Work required:
In the entries, find all lines that hold the word "Create" and copy them.
----
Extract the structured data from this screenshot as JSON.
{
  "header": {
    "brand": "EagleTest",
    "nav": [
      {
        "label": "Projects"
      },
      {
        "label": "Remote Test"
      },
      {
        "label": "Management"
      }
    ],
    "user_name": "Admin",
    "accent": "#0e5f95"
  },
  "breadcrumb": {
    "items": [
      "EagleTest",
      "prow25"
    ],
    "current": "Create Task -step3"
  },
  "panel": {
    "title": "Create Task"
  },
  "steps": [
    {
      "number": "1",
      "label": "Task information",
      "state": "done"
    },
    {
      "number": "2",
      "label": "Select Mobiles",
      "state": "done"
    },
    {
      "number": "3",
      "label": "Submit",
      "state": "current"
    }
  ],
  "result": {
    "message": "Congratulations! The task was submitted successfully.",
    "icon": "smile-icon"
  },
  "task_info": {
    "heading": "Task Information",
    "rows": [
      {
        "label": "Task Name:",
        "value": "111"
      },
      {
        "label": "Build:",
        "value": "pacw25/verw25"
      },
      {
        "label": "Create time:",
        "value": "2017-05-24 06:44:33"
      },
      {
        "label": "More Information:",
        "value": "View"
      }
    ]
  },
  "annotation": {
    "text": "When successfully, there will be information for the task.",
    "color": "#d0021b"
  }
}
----
Solution for this problem:
    "current": "Create Task -step3"
    "title": "Create Task"
        "label": "Create time:",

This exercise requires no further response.